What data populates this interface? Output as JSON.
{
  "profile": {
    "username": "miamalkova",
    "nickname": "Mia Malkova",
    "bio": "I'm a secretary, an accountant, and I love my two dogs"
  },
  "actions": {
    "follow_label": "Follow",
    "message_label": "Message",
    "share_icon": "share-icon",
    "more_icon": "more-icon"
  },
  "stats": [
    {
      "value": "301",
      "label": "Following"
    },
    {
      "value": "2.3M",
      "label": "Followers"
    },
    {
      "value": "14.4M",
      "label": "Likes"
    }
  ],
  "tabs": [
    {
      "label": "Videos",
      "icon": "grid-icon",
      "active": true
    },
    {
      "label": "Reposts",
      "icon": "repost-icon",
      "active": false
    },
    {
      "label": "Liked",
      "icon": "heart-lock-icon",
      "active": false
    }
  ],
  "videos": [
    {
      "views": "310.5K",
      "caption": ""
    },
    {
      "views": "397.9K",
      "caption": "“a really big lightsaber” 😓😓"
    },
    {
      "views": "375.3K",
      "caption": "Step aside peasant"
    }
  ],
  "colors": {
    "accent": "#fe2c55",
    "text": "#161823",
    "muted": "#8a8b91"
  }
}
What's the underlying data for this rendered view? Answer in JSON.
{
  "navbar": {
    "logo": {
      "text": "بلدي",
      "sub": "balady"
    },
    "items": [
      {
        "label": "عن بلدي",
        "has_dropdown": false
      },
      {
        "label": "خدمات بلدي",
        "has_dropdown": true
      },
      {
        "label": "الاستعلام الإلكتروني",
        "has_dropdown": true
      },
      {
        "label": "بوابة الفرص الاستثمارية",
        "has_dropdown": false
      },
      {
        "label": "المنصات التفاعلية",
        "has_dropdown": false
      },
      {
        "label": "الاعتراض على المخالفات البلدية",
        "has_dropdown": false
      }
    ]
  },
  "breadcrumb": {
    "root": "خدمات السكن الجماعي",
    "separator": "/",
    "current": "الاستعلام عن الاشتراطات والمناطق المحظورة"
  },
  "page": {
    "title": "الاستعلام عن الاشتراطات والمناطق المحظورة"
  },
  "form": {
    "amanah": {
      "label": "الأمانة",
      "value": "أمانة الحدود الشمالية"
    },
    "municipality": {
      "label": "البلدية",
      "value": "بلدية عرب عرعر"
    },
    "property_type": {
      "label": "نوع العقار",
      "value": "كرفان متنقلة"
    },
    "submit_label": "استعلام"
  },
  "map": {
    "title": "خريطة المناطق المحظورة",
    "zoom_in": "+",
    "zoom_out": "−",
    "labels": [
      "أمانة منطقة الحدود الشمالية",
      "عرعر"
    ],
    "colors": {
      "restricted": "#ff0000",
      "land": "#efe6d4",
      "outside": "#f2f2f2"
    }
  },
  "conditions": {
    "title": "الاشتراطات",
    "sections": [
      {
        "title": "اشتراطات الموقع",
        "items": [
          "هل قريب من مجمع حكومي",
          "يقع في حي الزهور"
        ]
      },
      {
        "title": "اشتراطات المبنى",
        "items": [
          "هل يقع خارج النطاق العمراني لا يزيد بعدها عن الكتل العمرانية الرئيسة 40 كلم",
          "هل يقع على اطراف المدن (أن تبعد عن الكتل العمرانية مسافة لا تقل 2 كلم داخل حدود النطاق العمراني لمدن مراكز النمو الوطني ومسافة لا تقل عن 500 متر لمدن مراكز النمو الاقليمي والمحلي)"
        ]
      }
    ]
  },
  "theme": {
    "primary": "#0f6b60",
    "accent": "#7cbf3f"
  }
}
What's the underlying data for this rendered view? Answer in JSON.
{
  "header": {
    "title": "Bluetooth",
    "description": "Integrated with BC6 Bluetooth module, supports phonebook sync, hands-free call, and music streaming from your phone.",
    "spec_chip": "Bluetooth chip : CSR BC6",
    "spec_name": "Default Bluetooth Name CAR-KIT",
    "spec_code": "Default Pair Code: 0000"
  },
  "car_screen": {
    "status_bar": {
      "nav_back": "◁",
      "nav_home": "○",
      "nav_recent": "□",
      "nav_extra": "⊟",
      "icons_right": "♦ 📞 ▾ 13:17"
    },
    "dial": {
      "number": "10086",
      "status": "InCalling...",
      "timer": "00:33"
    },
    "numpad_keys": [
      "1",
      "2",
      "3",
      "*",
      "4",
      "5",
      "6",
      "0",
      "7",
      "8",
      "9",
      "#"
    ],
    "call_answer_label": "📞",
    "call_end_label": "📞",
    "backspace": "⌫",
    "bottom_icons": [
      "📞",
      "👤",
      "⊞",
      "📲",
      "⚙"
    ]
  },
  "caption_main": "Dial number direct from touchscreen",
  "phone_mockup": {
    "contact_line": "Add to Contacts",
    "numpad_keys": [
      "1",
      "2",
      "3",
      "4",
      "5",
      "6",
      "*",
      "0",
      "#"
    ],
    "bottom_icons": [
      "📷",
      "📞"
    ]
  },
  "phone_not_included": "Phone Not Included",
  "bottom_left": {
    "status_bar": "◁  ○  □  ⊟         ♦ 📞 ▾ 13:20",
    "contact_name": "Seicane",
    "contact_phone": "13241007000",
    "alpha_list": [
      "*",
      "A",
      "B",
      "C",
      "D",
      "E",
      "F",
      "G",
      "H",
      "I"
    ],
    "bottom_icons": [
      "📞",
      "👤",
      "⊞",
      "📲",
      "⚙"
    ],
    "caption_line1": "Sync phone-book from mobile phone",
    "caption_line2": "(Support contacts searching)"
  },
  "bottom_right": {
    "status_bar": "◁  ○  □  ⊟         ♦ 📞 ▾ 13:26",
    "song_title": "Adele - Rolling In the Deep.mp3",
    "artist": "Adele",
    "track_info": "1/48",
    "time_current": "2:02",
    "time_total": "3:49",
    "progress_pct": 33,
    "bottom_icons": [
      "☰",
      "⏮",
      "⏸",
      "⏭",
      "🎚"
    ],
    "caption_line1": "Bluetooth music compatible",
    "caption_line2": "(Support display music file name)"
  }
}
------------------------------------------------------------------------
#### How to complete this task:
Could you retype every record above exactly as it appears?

#### Solution to this exercise:
What data populates this interface? Output as JSON.
{
  "profile": {
    "username": "miamalkova",
    "nickname": "Mia Malkova",
    "bio": "I'm a secretary, an accountant, and I love my two dogs"
  },
  "actions": {
    "follow_label": "Follow",
    "message_label": "Message",
    "share_icon": "share-icon",
    "more_icon": "more-icon"
  },
  "stats": [
    {
      "value": "301",
      "label": "Following"
    },
    {
      "value": "2.3M",
      "label": "Followers"
    },
    {
      "value": "14.4M",
      "label": "Likes"
    }
  ],
  "tabs": [
    {
      "label": "Videos",
      "icon": "grid-icon",
      "active": true
    },
    {
      "label": "Reposts",
      "icon": "repost-icon",
      "active": false
    },
    {
      "label": "Liked",
      "icon": "heart-lock-icon",
      "active": false
    }
  ],
  "videos": [
    {
      "views": "310.5K",
      "caption": ""
    },
    {
      "views": "397.9K",
      "caption": "“a really big lightsaber” 😓😓"
    },
    {
      "views": "375.3K",
      "caption": "Step aside peasant"
    }
  ],
  "colors": {
    "accent": "#fe2c55",
    "text": "#161823",
    "muted": "#8a8b91"
  }
}
What's the underlying data for this rendered view? Answer in JSON.
{
  "navbar": {
    "logo": {
      "text": "بلدي",
      "sub": "balady"
    },
    "items": [
      {
        "label": "عن بلدي",
        "has_dropdown": false
      },
      {
        "label": "خدمات بلدي",
        "has_dropdown": true
      },
      {
        "label": "الاستعلام الإلكتروني",
        "has_dropdown": true
      },
      {
        "label": "بوابة الفرص الاستثمارية",
        "has_dropdown": false
      },
      {
        "label": "المنصات التفاعلية",
        "has_dropdown": false
      },
      {
        "label": "الاعتراض على المخالفات البلدية",
        "has_dropdown": false
      }
    ]
  },
  "breadcrumb": {
    "root": "خدمات السكن الجماعي",
    "separator": "/",
    "current": "الاستعلام عن الاشتراطات والمناطق المحظورة"
  },
  "page": {
    "title": "الاستعلام عن الاشتراطات والمناطق المحظورة"
  },
  "form": {
    "amanah": {
      "label": "الأمانة",
      "value": "أمانة الحدود الشمالية"
    },
    "municipality": {
      "label": "البلدية",
      "value": "بلدية عرب عرعر"
    },
    "property_type": {
      "label": "نوع العقار",
      "value": "كرفان متنقلة"
    },
    "submit_label": "استعلام"
  },
  "map": {
    "title": "خريطة المناطق المحظورة",
    "zoom_in": "+",
    "zoom_out": "−",
    "labels": [
      "أمانة منطقة الحدود الشمالية",
      "عرعر"
    ],
    "colors": {
      "restricted": "#ff0000",
      "land": "#efe6d4",
      "outside": "#f2f2f2"
    }
  },
  "conditions": {
    "title": "الاشتراطات",
    "sections": [
      {
        "title": "اشتراطات الموقع",
        "items": [
          "هل قريب من مجمع حكومي",
          "يقع في حي الزهور"
        ]
      },
      {
        "title": "اشتراطات المبنى",
        "items": [
          "هل يقع خارج النطاق العمراني لا يزيد بعدها عن الكتل العمرانية الرئيسة 40 كلم",
          "هل يقع على اطراف المدن (أن تبعد عن الكتل العمرانية مسافة لا تقل 2 كلم داخل حدود النطاق العمراني لمدن مراكز النمو الوطني ومسافة لا تقل عن 500 متر لمدن مراكز النمو الاقليمي والمحلي)"
        ]
      }
    ]
  },
  "theme": {
    "primary": "#0f6b60",
    "accent": "#7cbf3f"
  }
}
What's the underlying data for this rendered view? Answer in JSON.
{
  "header": {
    "title": "Bluetooth",
    "description": "Integrated with BC6 Bluetooth module, supports phonebook sync, hands-free call, and music streaming from your phone.",
    "spec_chip": "Bluetooth chip : CSR BC6",
    "spec_name": "Default Bluetooth Name CAR-KIT",
    "spec_code": "Default Pair Code: 0000"
  },
  "car_screen": {
    "status_bar": {
      "nav_back": "◁",
      "nav_home": "○",
      "nav_recent": "□",
      "nav_extra": "⊟",
      "icons_right": "♦ 📞 ▾ 13:17"
    },
    "dial": {
      "number": "10086",
      "status": "InCalling...",
      "timer": "00:33"
    },
    "numpad_keys": [
      "1",
      "2",
      "3",
      "*",
      "4",
      "5",
      "6",
      "0",
      "7",
      "8",
      "9",
      "#"
    ],
    "call_answer_label": "📞",
    "call_end_label": "📞",
    "backspace": "⌫",
    "bottom_icons": [
      "📞",
      "👤",
      "⊞",
      "📲",
      "⚙"
    ]
  },
  "caption_main": "Dial number direct from touchscreen",
  "phone_mockup": {
    "contact_line": "Add to Contacts",
    "numpad_keys": [
      "1",
      "2",
      "3",
      "4",
      "5",
      "6",
      "*",
      "0",
      "#"
    ],
    "bottom_icons": [
      "📷",
      "📞"
    ]
  },
  "phone_not_included": "Phone Not Included",
  "bottom_left": {
    "status_bar": "◁  ○  □  ⊟         ♦ 📞 ▾ 13:20",
    "contact_name": "Seicane",
    "contact_phone": "13241007000",
    "alpha_list": [
      "*",
      "A",
      "B",
      "C",
      "D",
      "E",
      "F",
      "G",
      "H",
      "I"
    ],
    "bottom_icons": [
      "📞",
      "👤",
      "⊞",
      "📲",
      "⚙"
    ],
    "caption_line1": "Sync phone-book from mobile phone",
    "caption_line2": "(Support contacts searching)"
  },
  "bottom_right": {
    "status_bar": "◁  ○  □  ⊟         ♦ 📞 ▾ 13:26",
    "song_title": "Adele - Rolling In the Deep.mp3",
    "artist": "Adele",
    "track_info": "1/48",
    "time_current": "2:02",
    "time_total": "3:49",
    "progress_pct": 33,
    "bottom_icons": [
      "☰",
      "⏮",
      "⏸",
      "⏭",
      "🎚"
    ],
    "caption_line1": "Bluetooth music compatible",
    "caption_line2": "(Support display music file name)"
  }
}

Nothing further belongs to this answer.